Firefly Wins NASA Contract to Set Up Communications on the Dark Side of the Moon
Cedar Park-based rocket company Firefly Aerospace is headed to the dark side of the moon as part of a new $112 million contract with NASA to carry research payloads in 2026.
It's a big win for the company's Blue Ghost lunar spacecraft, which will put a satellite into lunar orbit and make its drops on the surface. It's part of NASA's broader Moon-to-Mars roadmap, and it will bring a new level of communications to our moon.
Firefly’s Blue Ghost transfer vehicle and its propellant reserves will also set us up for future missions, including returning lunar samples to Earth and, someday, exploration of nearby planets like Mars and Venus.
Firefly’s first mission, Blue Ghost Mission 1, is on track for launch in 2024 and will deliver 10 NASA-sponsored payloads and two commercial payloads to a low-lying basin on the Moon’s near side.
The news comes nearly a year after Firefly announced its Blue Ghost had passed initial critical testing, called an integration readiness review, that green lights the project for assembly.
“Our second lunar mission is something we’re celebrating as a Firefly team, as a NASA commercial provider, and most importantly, as an all-American company committed to making space exploration an achievable dream for everyone,” Firefly CEO Bill Weber stated.
The contract comes on the heels of a few other developments at Firefly.
Last month, the company reported raising $30.2 million in the first tranche of a $300 million Series C funding round, at an undisclosed valuation that's said to be higher than the previous $1 billion. Firefly says it is expanding its lineup of rockets. And the new funding and lunar mission news comes ahead of multiple planned launches in the coming months, including a demonstration of a "responsive launch" for the US Space Force.

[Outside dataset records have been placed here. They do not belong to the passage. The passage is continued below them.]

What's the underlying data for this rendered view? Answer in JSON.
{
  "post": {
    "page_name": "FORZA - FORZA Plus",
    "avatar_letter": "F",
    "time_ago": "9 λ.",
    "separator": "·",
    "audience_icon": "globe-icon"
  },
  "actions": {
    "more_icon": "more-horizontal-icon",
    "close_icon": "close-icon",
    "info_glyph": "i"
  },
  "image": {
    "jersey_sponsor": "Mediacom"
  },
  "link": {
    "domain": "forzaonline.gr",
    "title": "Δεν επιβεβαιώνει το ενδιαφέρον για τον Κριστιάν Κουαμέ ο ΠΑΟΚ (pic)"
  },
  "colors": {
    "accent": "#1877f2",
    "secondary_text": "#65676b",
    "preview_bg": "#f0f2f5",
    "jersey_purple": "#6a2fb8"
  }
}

Firefly is among a growing number of rocket startups competing with SpaceX for government and commercial contracts to expand the nation's array of satellites and space exploration vehicles.
Texas is a big player in next-generation rockets and space technologies, with SpaceX's Boca Chica launch site and Jeff Bezos' Blue Origin launch site in Van Horn. A recent study by PricewaterhouseCoopers named Texas the most inviting state in the US for aerospace and defense activity for the second year in a row.